Instructions for the task:
Your answer should be the entries below, reproduced character for character.

Input material:
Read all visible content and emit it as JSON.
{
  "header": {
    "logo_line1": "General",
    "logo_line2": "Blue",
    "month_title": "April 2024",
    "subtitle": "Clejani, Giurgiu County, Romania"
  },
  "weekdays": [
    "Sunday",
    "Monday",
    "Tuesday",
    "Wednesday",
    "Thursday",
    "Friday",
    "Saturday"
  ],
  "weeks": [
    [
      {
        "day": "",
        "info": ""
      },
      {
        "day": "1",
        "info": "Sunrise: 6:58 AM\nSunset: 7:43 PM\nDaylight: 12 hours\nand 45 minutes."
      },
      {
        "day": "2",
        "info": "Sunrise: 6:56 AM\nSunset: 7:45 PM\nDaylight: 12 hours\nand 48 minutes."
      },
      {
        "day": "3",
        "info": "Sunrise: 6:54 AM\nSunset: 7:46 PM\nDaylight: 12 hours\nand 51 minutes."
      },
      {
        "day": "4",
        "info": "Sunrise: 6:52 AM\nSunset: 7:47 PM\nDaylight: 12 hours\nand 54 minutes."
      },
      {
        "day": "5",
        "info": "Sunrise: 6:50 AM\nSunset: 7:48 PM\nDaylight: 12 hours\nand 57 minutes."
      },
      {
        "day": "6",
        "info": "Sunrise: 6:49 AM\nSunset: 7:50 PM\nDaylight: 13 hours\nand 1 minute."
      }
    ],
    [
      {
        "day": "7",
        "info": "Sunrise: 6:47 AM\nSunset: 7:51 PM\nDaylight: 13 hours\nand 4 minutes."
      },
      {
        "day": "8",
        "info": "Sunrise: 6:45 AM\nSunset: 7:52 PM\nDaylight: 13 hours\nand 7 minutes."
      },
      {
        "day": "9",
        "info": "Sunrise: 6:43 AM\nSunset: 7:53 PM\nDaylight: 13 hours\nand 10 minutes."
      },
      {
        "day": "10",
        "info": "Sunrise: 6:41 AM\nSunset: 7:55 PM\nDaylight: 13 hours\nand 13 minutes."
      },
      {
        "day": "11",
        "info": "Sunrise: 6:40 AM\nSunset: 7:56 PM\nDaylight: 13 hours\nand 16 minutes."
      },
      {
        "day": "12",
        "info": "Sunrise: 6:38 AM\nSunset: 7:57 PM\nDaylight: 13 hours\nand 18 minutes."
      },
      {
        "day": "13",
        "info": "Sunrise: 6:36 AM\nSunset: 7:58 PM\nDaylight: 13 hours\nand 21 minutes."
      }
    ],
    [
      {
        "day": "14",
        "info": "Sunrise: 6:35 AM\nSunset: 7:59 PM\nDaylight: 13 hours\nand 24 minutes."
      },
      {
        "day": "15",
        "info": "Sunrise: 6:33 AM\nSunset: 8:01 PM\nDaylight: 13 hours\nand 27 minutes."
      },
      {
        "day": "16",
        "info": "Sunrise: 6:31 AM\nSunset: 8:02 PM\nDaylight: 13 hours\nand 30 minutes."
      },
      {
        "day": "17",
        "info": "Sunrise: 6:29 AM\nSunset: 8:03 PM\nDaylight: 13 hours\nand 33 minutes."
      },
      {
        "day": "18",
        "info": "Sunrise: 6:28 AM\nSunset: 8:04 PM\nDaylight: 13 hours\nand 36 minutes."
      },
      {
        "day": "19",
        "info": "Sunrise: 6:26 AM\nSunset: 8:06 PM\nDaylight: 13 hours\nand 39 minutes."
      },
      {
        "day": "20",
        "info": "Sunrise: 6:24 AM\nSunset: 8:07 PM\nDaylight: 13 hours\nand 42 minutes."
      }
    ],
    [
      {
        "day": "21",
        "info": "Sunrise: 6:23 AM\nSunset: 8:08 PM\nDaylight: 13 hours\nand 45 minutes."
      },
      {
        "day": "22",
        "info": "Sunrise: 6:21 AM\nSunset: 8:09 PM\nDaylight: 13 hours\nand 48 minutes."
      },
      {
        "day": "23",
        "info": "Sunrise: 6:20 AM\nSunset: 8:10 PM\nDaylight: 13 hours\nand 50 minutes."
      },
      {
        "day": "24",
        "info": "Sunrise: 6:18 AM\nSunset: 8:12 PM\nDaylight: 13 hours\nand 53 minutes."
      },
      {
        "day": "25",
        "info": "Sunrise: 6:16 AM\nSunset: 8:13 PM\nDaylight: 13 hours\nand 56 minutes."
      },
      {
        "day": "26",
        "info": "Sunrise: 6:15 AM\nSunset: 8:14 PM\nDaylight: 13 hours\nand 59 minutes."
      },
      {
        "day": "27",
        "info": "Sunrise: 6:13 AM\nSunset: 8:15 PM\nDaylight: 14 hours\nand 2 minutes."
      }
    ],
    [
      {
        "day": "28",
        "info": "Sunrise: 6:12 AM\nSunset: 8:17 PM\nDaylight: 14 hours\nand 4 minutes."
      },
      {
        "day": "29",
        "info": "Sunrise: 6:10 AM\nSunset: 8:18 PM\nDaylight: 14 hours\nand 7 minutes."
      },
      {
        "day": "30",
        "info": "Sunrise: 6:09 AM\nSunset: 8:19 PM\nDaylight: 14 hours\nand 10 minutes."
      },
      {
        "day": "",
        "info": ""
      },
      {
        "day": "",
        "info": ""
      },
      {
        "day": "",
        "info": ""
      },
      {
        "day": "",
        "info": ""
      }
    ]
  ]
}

Response to this task:
Read all visible content and emit it as JSON.
{
  "header": {
    "logo_line1": "General",
    "logo_line2": "Blue",
    "month_title": "April 2024",
    "subtitle": "Clejani, Giurgiu County, Romania"
  },
  "weekdays": [
    "Sunday",
    "Monday",
    "Tuesday",
    "Wednesday",
    "Thursday",
    "Friday",
    "Saturday"
  ],
  "weeks": [
    [
      {
        "day": "",
        "info": ""
      },
      {
        "day": "1",
        "info": "Sunrise: 6:58 AM\nSunset: 7:43 PM\nDaylight: 12 hours\nand 45 minutes."
      },
      {
        "day": "2",
        "info": "Sunrise: 6:56 AM\nSunset: 7:45 PM\nDaylight: 12 hours\nand 48 minutes."
      },
      {
        "day": "3",
        "info": "Sunrise: 6:54 AM\nSunset: 7:46 PM\nDaylight: 12 hours\nand 51 minutes."
      },
      {
        "day": "4",
        "info": "Sunrise: 6:52 AM\nSunset: 7:47 PM\nDaylight: 12 hours\nand 54 minutes."
      },
      {
        "day": "5",
        "info": "Sunrise: 6:50 AM\nSunset: 7:48 PM\nDaylight: 12 hours\nand 57 minutes."
      },
      {
        "day": "6",
        "info": "Sunrise: 6:49 AM\nSunset: 7:50 PM\nDaylight: 13 hours\nand 1 minute."
      }
    ],
    [
      {
        "day": "7",
        "info": "Sunrise: 6:47 AM\nSunset: 7:51 PM\nDaylight: 13 hours\nand 4 minutes."
      },
      {
        "day": "8",
        "info": "Sunrise: 6:45 AM\nSunset: 7:52 PM\nDaylight: 13 hours\nand 7 minutes."
      },
      {
        "day": "9",
        "info": "Sunrise: 6:43 AM\nSunset: 7:53 PM\nDaylight: 13 hours\nand 10 minutes."
      },
      {
        "day": "10",
        "info": "Sunrise: 6:41 AM\nSunset: 7:55 PM\nDaylight: 13 hours\nand 13 minutes."
      },
      {
        "day": "11",
        "info": "Sunrise: 6:40 AM\nSunset: 7:56 PM\nDaylight: 13 hours\nand 16 minutes."
      },
      {
        "day": "12",
        "info": "Sunrise: 6:38 AM\nSunset: 7:57 PM\nDaylight: 13 hours\nand 18 minutes."
      },
      {
        "day": "13",
        "info": "Sunrise: 6:36 AM\nSunset: 7:58 PM\nDaylight: 13 hours\nand 21 minutes."
      }
    ],
    [
      {
        "day": "14",
        "info": "Sunrise: 6:35 AM\nSunset: 7:59 PM\nDaylight: 13 hours\nand 24 minutes."
      },
      {
        "day": "15",
        "info": "Sunrise: 6:33 AM\nSunset: 8:01 PM\nDaylight: 13 hours\nand 27 minutes."
      },
      {
        "day": "16",
        "info": "Sunrise: 6:31 AM\nSunset: 8:02 PM\nDaylight: 13 hours\nand 30 minutes."
      },
      {
        "day": "17",
        "info": "Sunrise: 6:29 AM\nSunset: 8:03 PM\nDaylight: 13 hours\nand 33 minutes."
      },
      {
        "day": "18",
        "info": "Sunrise: 6:28 AM\nSunset: 8:04 PM\nDaylight: 13 hours\nand 36 minutes."
      },
      {
        "day": "19",
        "info": "Sunrise: 6:26 AM\nSunset: 8:06 PM\nDaylight: 13 hours\nand 39 minutes."
      },
      {
        "day": "20",
        "info": "Sunrise: 6:24 AM\nSunset: 8:07 PM\nDaylight: 13 hours\nand 42 minutes."
      }
    ],
    [
      {
        "day": "21",
        "info": "Sunrise: 6:23 AM\nSunset: 8:08 PM\nDaylight: 13 hours\nand 45 minutes."
      },
      {
        "day": "22",
        "info": "Sunrise: 6:21 AM\nSunset: 8:09 PM\nDaylight: 13 hours\nand 48 minutes."
      },
      {
        "day": "23",
        "info": "Sunrise: 6:20 AM\nSunset: 8:10 PM\nDaylight: 13 hours\nand 50 minutes."
      },
      {
        "day": "24",
        "info": "Sunrise: 6:18 AM\nSunset: 8:12 PM\nDaylight: 13 hours\nand 53 minutes."
      },
      {
        "day": "25",
        "info": "Sunrise: 6:16 AM\nSunset: 8:13 PM\nDaylight: 13 hours\nand 56 minutes."
      },
      {
        "day": "26",
        "info": "Sunrise: 6:15 AM\nSunset: 8:14 PM\nDaylight: 13 hours\nand 59 minutes."
      },
      {
        "day": "27",
        "info": "Sunrise: 6:13 AM\nSunset: 8:15 PM\nDaylight: 14 hours\nand 2 minutes."
      }
    ],
    [
      {
        "day": "28",
        "info": "Sunrise: 6:12 AM\nSunset: 8:17 PM\nDaylight: 14 hours\nand 4 minutes."
      },
      {
        "day": "29",
        "info": "Sunrise: 6:10 AM\nSunset: 8:18 PM\nDaylight: 14 hours\nand 7 minutes."
      },
      {
        "day": "30",
        "info": "Sunrise: 6:09 AM\nSunset: 8:19 PM\nDaylight: 14 hours\nand 10 minutes."
      },
      {
        "day": "",
        "info": ""
      },
      {
        "day": "",
        "info": ""
      },
      {
        "day": "",
        "info": ""
      },
      {
        "day": "",
        "info": ""
      }
    ]
  ]
}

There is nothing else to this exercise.